Human-Centred Education

The GHfP Institute has been engaged in developing Human-Centred Education (HCE), led by Professor Scherto Gill. Formerly developed by the Guerrand-Hermès Foundation for Peace, Human-Centred Education radically rethinks the aims of education, the nature and processes of learning, and the relationships in learning communities.

The vision of Human-Centred Education arose from three decades of work at the Guerrand-Hermès Foundation for Peace. By supporting educational projects and schools worldwide, organising international conferences and symposia, and conducting empirical research into teaching and learning practices, the GHFP has continued to consolidate and articulate ideas underlying Human-Centred Education.

Human-Centred Education (HCE) respects the intrinsic value of the whole person and their well-being, and focuses on cultivating those qualities that can be described as human, including: curiosity, care, compassion, relationship and responsibility.

HCE builds a bridge between the ever-changing principles and policies of public education and the myriad forms of alternative or progressive education. National education policies tend to ignore deeper educational processes, such as the cultivation of qualities that are central to living meaningfully and well, because they focus on high-stakes testing of academic performance. HCE provides an effective antidote to an obsession with testing; it offers a holistic and well-being-oriented approach, without sacrificing educational standards or schools’ interests in academic excellence.

When a school commits to a human-centred approach to teaching and learning, students are empowered to unfold their holistic potential, flourishing both academically and in their wider lives.

Ethics Education Fellowship Programme is a partnership programme co-convened with Arigatou International, Guerrand-Hermès Foundation for Peace, Higher Committee for Human Fraternity, KAICIID International Dialogue Centre, UNESCO Office for Eastern Africa and the UNESCO New Delhi Cluster Office; Indonesia National Commission for UNESCO – Ministry of Education of Indonesia; Kenya National Commission for UNESCO – Ministry of Education of Kenya, and Sri Lanka National Commission for UNESCO – Peace and Reconciliation Unit, Ministry of Education of Sri Lanka.

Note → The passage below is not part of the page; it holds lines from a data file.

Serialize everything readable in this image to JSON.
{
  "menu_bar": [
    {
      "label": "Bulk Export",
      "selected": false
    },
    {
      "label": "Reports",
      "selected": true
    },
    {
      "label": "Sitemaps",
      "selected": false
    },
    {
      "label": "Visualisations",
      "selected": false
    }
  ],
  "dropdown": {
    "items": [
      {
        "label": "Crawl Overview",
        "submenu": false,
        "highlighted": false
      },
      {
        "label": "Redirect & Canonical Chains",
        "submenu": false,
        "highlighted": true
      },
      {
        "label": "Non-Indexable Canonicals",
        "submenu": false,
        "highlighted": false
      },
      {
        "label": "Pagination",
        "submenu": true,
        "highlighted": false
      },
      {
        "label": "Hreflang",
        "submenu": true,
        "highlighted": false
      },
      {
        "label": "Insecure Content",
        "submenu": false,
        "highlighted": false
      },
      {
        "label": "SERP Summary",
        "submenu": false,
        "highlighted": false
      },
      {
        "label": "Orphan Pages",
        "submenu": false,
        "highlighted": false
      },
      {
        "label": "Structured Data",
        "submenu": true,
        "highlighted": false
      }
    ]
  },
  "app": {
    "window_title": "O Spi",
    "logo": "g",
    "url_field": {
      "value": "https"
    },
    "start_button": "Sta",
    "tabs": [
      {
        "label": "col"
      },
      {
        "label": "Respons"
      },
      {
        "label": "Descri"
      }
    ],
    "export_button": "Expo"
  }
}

Ethics Education distinguishes itself with three distinct pillars: (1) Ethical Sensitivity and Ethical Reflection; (2) Ethical Relations and Dialogue; and (3) Child Agency, Participation and Transformative Action. Ethics Education contributes to children and children’s social, emotional, cognitive and even spiritual development and ultimately, their holistic well-being.

More about human-centred education can be found in these recommended books:

Rethinking Secondary Education: A Human-Centred Approach by Scherto Gill & Garrett Thomson, published by Pearson Education in 2012. This book articulates and develops a human-centred vision from conceptual perspectives. These theories form the philosophical underpinning of Human-Centred Education.

Human-Centred Education: A Practical Handbook and Guide by Scherto Gill & Garrett Thomson, published by Routledge in 2016. This book presents a HCE approach to schooling. It provides implementable suggestions as to how HCE might be adopted as a whole-school initiative, or else woven into particular aspects of existing school life.